Amidst Economic Collapse, Corporate Abuses Shocking and Shameful – National Consumers League

By Sally Greenberg, National Consumers League

While the financial markets’ implosion takes its toll on working Americans in the form of job cuts and lost wages and benefits, a series of events over the past two weeks has me shaking my head in disbelief. In September, the Federal Reserve Board extended an $85 million “bridge loan” to American International Group or AIG, the insurance behemoth, because it was considered “too big to fail.” This week, at a House of Representatives hearing, we learned that AIG’s 70 “top performers” (hard to imagine how you can have “top performers” in a company that needs an $85 billion bail-out, followed by a $37.8 billion infusion) – yes, a week after the bail-out – were sent on a junket to a California resort, where they managed to ring up $440,000 for rooms, meals, and spa fees. (Even White House press secretary Dana Perino described the AIG junket as “pretty despicable.”)

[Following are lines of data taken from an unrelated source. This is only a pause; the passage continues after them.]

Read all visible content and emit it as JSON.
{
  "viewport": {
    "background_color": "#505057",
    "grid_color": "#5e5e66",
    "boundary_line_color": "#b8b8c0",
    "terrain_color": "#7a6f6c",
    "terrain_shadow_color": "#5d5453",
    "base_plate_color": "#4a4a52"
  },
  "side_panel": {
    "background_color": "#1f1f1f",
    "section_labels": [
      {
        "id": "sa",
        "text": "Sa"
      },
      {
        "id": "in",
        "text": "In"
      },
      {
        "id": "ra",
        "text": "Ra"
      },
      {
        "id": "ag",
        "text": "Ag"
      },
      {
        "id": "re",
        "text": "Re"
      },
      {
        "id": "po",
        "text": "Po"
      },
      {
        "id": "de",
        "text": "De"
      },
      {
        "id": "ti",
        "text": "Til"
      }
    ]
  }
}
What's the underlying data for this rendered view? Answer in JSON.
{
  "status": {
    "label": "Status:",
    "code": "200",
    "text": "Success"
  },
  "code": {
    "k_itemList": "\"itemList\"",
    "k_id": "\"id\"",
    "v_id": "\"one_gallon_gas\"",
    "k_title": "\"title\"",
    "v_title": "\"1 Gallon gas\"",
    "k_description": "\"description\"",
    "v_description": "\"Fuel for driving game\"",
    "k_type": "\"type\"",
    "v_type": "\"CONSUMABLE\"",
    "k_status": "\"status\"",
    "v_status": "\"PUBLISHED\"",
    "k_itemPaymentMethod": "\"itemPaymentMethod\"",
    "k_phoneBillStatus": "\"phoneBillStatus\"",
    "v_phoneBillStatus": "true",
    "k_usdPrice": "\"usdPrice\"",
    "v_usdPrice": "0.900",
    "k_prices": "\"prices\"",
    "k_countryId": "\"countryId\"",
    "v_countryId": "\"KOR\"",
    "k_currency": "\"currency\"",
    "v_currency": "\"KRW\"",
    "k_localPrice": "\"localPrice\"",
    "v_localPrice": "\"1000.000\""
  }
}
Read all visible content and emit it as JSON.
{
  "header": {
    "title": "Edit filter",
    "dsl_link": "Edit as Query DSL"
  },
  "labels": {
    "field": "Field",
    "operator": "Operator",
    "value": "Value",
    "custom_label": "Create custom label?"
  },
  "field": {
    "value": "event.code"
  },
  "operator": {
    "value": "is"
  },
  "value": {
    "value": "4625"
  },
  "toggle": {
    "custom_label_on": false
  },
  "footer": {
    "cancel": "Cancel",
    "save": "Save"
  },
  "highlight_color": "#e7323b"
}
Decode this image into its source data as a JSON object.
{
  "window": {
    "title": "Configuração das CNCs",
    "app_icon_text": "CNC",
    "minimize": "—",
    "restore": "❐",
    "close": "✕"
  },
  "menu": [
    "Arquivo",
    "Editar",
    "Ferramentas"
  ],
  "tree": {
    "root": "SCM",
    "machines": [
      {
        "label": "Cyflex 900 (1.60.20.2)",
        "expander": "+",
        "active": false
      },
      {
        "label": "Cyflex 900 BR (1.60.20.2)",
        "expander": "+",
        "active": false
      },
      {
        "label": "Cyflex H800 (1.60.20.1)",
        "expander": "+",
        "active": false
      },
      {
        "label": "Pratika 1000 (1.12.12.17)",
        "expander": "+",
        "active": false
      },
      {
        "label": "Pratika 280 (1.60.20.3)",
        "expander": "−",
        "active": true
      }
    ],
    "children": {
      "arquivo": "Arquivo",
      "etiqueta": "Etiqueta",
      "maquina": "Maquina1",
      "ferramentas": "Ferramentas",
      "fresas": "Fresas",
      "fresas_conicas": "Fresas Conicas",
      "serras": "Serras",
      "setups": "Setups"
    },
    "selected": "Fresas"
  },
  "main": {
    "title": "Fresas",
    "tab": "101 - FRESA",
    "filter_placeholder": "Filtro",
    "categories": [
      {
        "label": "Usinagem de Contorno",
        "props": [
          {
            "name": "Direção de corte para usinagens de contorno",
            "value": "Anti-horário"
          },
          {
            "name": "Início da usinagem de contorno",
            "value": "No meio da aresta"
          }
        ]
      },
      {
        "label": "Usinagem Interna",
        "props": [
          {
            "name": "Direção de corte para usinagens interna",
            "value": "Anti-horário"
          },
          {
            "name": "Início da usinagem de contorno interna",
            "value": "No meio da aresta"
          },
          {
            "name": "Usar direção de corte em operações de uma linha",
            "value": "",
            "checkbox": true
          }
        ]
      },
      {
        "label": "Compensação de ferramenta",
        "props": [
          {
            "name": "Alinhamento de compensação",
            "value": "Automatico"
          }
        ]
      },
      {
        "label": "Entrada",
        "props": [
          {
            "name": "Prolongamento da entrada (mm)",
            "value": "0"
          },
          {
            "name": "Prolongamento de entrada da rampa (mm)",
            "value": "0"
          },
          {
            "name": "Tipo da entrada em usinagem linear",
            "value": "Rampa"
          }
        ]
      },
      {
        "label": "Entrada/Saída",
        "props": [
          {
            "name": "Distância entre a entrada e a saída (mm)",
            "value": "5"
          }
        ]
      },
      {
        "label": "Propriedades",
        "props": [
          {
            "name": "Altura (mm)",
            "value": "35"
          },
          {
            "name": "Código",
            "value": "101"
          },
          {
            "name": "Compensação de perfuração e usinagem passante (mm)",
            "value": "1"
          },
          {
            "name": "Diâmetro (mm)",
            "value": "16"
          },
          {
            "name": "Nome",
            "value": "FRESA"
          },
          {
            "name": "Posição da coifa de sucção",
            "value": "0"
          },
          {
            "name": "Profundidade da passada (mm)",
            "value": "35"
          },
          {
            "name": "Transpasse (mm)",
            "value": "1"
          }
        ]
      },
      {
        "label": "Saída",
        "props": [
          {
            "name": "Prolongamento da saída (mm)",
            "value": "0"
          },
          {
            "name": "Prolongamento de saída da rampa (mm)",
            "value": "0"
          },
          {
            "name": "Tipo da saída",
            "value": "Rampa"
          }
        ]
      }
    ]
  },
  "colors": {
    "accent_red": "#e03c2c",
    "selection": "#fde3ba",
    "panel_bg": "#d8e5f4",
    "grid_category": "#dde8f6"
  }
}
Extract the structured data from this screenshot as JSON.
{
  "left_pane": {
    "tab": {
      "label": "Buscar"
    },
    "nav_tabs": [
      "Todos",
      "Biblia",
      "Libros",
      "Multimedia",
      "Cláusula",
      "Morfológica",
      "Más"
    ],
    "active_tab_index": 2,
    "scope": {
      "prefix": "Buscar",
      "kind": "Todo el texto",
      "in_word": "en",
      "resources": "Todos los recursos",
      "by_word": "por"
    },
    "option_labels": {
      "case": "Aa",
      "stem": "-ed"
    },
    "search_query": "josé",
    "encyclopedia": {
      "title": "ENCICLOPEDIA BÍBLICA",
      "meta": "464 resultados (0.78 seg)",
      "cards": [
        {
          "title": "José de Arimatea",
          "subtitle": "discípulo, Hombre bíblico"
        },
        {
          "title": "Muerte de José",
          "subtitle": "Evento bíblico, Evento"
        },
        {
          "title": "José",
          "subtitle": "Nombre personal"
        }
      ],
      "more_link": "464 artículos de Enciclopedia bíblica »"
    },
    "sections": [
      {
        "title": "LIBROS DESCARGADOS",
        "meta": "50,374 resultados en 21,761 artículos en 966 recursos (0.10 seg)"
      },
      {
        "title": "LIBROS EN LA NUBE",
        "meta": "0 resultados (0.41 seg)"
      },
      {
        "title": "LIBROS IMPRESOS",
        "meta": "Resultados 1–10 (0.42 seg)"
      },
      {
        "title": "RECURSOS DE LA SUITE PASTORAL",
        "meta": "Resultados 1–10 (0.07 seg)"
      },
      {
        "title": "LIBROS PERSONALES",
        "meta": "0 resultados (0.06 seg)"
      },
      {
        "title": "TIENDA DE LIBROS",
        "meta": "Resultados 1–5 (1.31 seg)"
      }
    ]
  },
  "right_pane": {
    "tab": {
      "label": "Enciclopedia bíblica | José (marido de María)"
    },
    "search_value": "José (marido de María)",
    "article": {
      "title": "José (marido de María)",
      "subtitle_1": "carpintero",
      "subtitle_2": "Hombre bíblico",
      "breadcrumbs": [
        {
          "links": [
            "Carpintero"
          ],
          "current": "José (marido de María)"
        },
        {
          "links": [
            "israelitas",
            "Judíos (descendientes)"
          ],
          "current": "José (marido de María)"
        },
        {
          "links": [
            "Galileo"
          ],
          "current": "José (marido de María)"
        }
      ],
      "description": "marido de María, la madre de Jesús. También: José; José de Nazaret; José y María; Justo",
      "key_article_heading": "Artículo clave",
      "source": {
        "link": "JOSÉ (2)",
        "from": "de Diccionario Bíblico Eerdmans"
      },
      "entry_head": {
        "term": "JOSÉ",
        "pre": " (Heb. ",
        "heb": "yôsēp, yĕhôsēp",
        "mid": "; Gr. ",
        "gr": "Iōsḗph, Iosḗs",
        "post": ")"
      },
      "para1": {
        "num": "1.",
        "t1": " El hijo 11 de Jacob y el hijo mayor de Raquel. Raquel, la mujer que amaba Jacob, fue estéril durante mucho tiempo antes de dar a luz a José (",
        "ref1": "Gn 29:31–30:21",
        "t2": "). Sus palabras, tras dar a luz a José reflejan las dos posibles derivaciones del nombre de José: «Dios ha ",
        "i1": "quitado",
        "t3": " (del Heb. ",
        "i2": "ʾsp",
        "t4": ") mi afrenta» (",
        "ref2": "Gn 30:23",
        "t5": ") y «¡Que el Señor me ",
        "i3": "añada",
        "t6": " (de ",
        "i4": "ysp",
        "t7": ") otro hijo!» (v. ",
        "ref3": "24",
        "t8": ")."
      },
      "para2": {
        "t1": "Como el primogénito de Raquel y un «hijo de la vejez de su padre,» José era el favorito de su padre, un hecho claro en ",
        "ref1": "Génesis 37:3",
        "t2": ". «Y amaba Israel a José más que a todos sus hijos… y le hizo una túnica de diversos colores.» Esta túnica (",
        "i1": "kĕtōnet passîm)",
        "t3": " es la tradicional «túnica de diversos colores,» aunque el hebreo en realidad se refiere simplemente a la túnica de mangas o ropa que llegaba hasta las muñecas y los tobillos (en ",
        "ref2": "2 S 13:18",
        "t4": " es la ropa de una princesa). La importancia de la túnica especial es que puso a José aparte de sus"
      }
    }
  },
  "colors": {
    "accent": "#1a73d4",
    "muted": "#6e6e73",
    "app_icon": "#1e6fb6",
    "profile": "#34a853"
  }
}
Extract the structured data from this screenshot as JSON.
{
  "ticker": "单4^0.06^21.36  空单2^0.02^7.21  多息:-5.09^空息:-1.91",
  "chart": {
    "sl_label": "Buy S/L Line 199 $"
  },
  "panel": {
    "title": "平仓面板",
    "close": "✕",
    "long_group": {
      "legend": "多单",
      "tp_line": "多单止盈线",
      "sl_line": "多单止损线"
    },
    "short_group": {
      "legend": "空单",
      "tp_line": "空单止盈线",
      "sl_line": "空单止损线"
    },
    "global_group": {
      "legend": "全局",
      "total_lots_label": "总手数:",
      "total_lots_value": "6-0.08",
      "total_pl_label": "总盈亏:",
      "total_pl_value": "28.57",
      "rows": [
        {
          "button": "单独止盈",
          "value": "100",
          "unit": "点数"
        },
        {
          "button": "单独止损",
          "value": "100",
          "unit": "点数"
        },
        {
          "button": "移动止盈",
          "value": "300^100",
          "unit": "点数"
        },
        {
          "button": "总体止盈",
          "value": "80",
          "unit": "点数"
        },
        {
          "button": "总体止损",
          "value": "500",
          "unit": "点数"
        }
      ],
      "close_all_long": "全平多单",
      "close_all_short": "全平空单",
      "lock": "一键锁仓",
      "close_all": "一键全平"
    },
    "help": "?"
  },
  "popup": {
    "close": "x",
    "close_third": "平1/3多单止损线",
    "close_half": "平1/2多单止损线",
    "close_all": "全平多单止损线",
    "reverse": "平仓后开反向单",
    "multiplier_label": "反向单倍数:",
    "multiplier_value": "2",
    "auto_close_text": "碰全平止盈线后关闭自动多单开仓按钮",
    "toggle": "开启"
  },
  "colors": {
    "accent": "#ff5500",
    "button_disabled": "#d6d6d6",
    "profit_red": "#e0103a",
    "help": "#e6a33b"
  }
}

AIG also disclosed at the Congressional hearing that its financial products manager, whose reckless investments contributed to the company’s collapse, is receiving $1 million a month in consulting fees. And the AIG former chief executive who ran the company for the three years leading up to its demise is receiving a $5 million performance bonus! You can’t make this stuff up. A performance bonus to a man whose company now needs multibillions in federal assistance? How did we get to this place where $40 million dollars to one person in salary and benefits is no long considered outrageous? Why does one person need $40 million?

After AIG’s revelations about junkets and outsize pay packages for executives who failed miserably at their jobs, the New York Times last week reported that the Federal Reserve Board will provide an additional $37.8 billion to AIG to help it deal with a rapidly dwindling supply of cash. It wasn’t until this morning’s news that New York Attorney General Andrew Cuomo demanded that AIG reign in corporate excesses (like multimillion severance packages to outgoing execs and junkets for top brass) that any official has put his or her foot down in the midst of the AIG bailout. AIG says it will comply with Cuomo’s demands – at last!

Where is the accountability? Where’s the outrage? It is no wonder that the hubris and arrogance of these corporate executives – whose incompetence led us to this situation – goes unchecked. Our regulatory authorities appear to be providing loans and other assistance with no strings attached.

You or I might expect AIG executives to be contrite, coming hat in hand to the House of Representatives, asking for forgiveness for their profligacy. Wrong. Robert Willumstad, CEO of AIG from 2005-8, said this: “Looking back on my time as CEO, I don’t believe AIG could have done anything different.”

My question is if the average working American’s dollars are being used to bail out poorly managed companies whose top execs grabbed millions, shouldn’t we expect some accountability? A system that bails out companies like AIG – whose CEO earns $40 million in one year and pays $1 million a month to a consultant who helped drive the company into the ground – is rotten to the core and badly in need of reform.

The National Consumers League believes in regulation and legislation that will contain such outsize executive pay packages. Our friends abroad – in Europe and Australia – are generous with their corporate leadership but don’t begin to approach the absurd and indefensible salaries American companies pay ours – regardless of whether they succeed.

With unemployment rates higher than they have been in many years, it’s unconscionable to pay someone who has nearly destroyed a company a $1 million retainer. With more than 2 million homeowners likely facing disclosure, and states and cities across the country cutting benefits to our neediest citizens, if American consumers are going to bail out banks and insurance companies, we have a right to expect accountability, including an end to the excesses of the past.